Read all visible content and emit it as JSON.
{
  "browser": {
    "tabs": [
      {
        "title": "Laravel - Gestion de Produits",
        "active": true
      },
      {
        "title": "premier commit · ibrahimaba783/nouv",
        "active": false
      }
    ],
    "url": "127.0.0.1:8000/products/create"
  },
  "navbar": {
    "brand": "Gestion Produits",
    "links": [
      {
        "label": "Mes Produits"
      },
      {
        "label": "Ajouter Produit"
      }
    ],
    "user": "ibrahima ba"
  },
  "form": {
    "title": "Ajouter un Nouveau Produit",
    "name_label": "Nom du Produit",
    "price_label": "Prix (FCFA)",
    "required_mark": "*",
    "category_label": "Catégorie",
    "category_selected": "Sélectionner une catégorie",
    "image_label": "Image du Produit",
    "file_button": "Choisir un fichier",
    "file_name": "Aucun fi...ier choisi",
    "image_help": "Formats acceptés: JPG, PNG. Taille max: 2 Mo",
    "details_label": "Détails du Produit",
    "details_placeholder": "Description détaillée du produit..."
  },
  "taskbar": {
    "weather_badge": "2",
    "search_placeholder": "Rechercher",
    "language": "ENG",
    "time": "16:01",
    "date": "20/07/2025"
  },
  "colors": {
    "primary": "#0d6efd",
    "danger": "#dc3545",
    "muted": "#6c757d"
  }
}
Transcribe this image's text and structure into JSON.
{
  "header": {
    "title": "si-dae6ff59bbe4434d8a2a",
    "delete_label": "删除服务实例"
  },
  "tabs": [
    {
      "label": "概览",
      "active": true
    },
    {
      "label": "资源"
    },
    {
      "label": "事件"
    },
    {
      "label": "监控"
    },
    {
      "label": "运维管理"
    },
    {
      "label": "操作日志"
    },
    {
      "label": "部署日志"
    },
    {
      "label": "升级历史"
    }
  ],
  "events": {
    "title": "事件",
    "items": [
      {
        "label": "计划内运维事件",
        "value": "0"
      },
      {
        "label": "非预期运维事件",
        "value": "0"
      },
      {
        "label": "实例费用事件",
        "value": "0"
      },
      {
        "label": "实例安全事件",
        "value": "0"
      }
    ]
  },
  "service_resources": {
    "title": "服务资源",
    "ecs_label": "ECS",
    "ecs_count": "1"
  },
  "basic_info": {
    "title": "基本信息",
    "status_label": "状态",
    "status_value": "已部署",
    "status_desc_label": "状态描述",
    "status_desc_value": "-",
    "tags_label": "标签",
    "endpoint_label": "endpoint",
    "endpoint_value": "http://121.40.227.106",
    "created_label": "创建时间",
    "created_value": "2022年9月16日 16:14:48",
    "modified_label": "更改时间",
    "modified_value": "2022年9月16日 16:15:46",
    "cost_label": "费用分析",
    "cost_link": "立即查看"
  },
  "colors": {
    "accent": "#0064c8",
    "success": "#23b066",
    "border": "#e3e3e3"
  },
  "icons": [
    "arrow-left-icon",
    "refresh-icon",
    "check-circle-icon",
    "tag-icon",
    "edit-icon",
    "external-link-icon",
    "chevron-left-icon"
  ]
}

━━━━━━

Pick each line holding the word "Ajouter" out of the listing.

Exercise solution
        "label": "Ajouter Produit"
    "title": "Ajouter un Nouveau Produit",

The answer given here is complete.